Your instructions. Output exactly the lines from the line that has "Transcribe this image's" through the last line of the data below, with no pictures.

Excerpts from a dataset:
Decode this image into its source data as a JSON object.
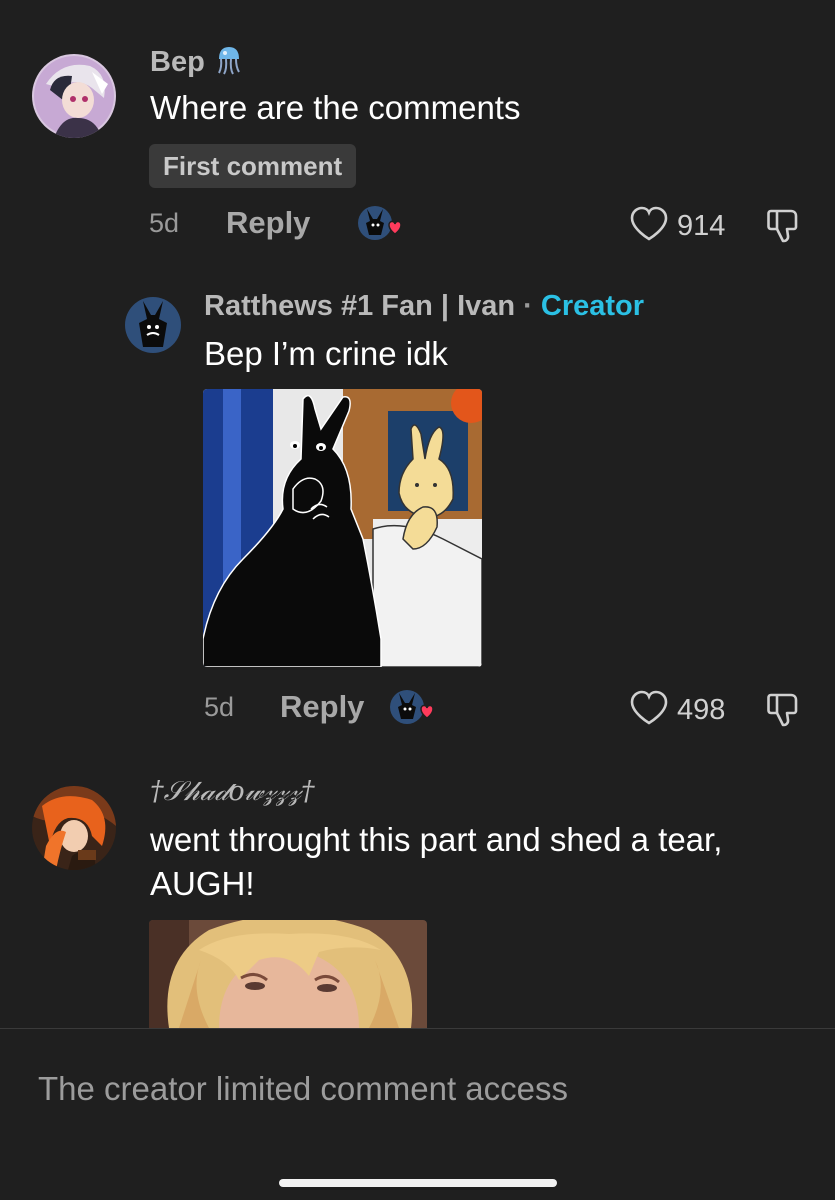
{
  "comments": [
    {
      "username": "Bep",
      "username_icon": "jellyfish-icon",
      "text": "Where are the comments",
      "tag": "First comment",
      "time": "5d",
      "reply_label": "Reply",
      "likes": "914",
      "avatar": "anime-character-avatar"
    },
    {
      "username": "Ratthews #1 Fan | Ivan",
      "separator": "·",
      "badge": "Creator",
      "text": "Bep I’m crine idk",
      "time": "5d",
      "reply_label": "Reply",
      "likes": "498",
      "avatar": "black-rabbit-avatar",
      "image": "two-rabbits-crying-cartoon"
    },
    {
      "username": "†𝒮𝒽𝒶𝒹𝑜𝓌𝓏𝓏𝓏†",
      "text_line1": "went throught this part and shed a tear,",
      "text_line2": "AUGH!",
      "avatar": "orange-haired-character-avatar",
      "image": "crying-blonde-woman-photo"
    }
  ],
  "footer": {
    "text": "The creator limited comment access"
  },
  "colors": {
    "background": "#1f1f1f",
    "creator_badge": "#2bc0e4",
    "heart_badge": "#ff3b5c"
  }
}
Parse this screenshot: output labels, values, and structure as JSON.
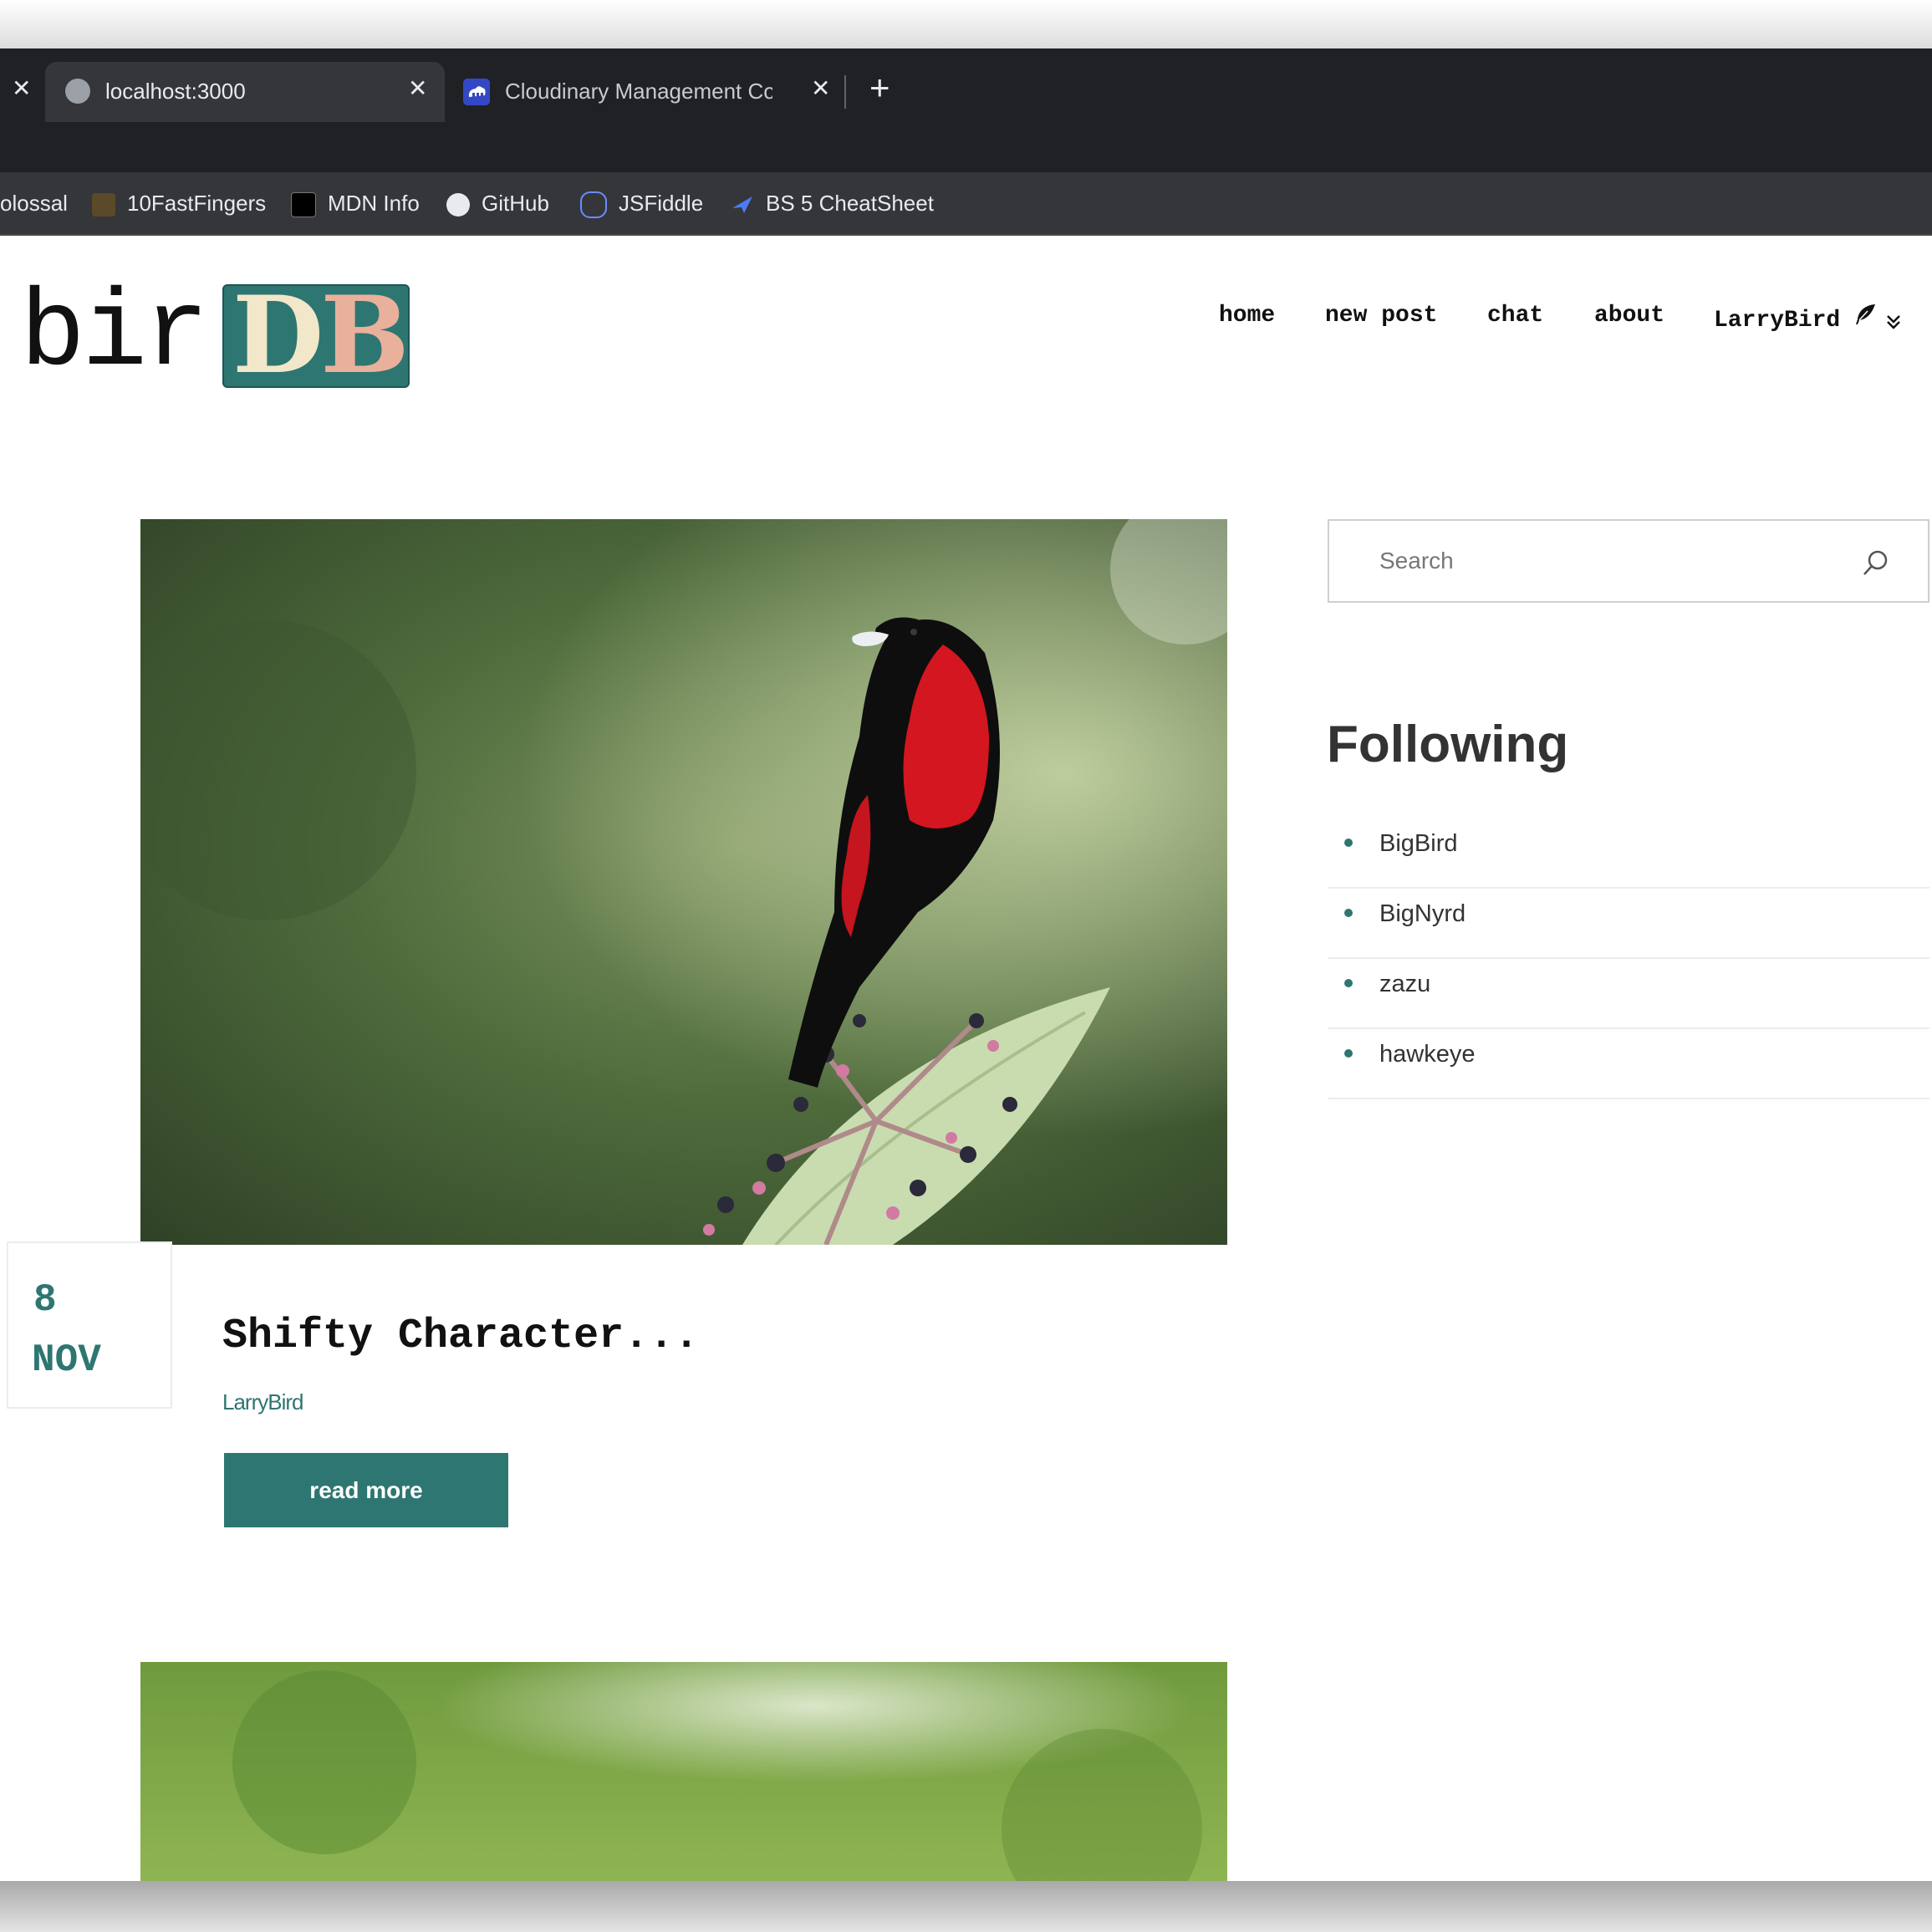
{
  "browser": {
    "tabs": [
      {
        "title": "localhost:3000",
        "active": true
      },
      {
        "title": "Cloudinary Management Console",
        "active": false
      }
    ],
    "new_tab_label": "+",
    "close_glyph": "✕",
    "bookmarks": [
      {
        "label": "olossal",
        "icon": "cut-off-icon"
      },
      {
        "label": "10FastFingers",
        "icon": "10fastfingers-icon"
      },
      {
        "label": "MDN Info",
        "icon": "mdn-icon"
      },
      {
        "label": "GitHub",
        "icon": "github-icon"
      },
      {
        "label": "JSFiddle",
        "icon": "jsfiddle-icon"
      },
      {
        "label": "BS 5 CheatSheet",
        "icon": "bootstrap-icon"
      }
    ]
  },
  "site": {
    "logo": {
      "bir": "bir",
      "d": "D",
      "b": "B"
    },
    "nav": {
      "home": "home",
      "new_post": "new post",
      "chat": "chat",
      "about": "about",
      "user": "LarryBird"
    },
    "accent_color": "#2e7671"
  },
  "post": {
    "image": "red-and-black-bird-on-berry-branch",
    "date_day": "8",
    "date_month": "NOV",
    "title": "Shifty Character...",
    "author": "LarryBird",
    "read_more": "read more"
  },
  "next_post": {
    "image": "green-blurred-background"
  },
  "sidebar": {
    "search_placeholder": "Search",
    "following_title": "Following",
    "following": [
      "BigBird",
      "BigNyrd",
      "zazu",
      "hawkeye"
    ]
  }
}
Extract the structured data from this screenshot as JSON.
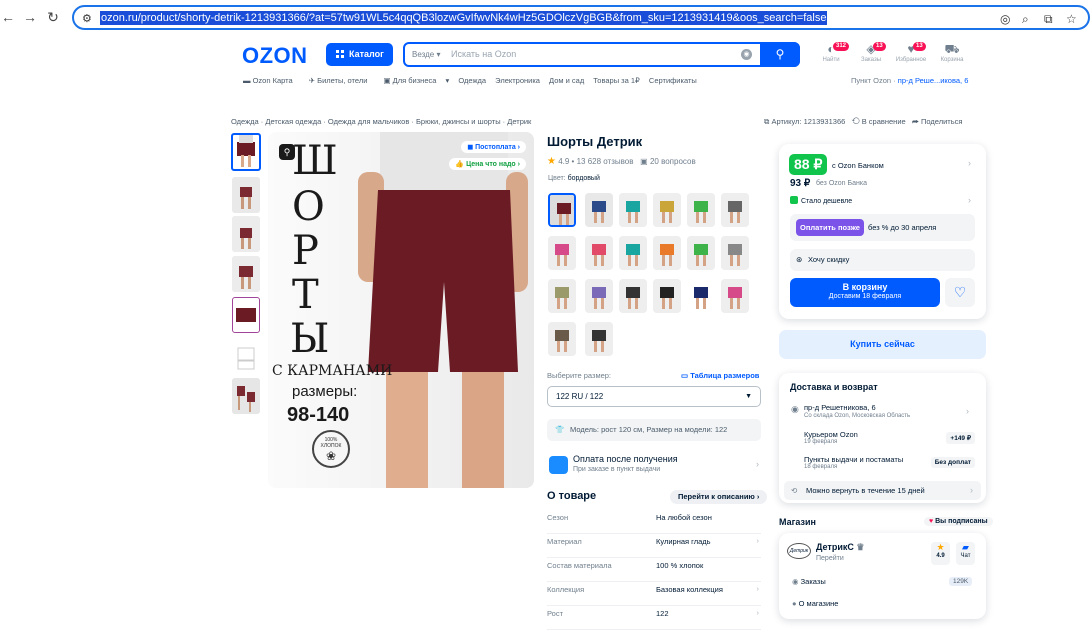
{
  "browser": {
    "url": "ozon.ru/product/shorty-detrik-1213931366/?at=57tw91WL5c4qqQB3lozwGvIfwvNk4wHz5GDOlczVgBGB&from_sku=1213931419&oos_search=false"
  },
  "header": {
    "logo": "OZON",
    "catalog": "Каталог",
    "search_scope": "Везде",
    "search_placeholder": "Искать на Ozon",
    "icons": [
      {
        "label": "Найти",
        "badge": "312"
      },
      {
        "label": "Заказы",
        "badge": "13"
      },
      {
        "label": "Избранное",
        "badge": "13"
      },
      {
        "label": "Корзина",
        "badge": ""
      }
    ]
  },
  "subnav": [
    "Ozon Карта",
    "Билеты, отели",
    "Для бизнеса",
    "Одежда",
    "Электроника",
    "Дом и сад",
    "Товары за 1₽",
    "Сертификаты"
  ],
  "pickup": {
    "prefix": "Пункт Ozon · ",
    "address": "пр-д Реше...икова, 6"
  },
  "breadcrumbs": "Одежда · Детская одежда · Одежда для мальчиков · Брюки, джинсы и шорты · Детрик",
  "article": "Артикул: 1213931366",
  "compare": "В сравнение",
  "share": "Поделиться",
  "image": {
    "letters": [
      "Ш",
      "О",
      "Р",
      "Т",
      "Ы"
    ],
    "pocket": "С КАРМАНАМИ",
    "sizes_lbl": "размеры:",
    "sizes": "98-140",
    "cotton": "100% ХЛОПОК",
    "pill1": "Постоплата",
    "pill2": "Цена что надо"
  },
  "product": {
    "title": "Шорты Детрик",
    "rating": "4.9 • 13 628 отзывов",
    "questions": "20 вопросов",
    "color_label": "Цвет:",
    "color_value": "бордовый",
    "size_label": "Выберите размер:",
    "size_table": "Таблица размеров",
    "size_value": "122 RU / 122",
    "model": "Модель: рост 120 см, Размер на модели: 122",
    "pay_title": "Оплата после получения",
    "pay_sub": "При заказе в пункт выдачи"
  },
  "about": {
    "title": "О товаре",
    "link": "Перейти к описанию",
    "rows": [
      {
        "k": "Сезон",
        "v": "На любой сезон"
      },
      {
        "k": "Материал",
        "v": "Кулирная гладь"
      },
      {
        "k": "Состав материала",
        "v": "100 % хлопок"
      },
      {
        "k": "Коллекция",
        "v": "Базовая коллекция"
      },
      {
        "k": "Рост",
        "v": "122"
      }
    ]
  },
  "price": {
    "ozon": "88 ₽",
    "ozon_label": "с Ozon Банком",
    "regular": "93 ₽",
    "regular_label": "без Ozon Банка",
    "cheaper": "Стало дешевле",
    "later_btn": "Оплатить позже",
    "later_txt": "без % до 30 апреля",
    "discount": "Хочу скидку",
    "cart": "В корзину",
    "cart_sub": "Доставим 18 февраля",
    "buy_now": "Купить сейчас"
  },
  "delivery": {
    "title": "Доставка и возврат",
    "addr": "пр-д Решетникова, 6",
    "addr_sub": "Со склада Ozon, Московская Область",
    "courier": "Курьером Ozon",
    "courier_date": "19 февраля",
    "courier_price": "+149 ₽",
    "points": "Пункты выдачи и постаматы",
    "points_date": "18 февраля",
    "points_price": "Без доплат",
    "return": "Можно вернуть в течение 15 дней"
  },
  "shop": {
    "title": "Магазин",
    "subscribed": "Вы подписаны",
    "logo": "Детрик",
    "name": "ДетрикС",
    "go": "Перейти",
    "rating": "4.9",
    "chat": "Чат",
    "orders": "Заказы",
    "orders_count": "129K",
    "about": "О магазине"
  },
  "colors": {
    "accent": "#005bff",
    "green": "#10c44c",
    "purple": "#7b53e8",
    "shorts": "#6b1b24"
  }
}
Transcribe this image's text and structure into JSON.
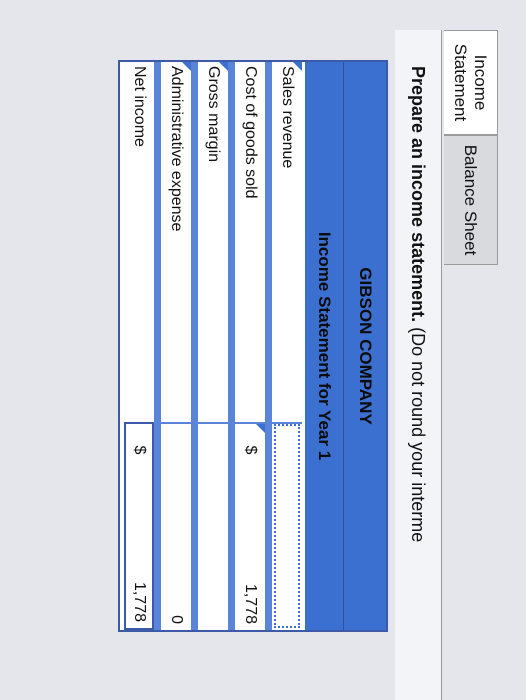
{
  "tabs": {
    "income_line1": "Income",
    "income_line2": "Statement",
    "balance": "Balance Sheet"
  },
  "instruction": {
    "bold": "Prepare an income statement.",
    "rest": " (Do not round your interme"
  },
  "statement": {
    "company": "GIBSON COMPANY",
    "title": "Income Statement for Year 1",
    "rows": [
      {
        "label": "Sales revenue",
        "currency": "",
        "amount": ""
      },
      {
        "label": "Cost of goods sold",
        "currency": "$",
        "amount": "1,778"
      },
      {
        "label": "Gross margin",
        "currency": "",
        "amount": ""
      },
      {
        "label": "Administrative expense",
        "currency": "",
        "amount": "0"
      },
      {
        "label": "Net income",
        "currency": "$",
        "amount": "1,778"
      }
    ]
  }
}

Answer to the exercise.
Transcribe this image's text and structure into JSON.
{
  "tabs": {
    "income_line1": "Income",
    "income_line2": "Statement",
    "balance": "Balance Sheet"
  },
  "instruction": {
    "bold": "Prepare an income statement.",
    "rest": " (Do not round your interme"
  },
  "statement": {
    "company": "GIBSON COMPANY",
    "title": "Income Statement for Year 1",
    "rows": [
      {
        "label": "Sales revenue",
        "currency": "",
        "amount": ""
      },
      {
        "label": "Cost of goods sold",
        "currency": "$",
        "amount": "1,778"
      },
      {
        "label": "Gross margin",
        "currency": "",
        "amount": ""
      },
      {
        "label": "Administrative expense",
        "currency": "",
        "amount": "0"
      },
      {
        "label": "Net income",
        "currency": "$",
        "amount": "1,778"
      }
    ]
  }
}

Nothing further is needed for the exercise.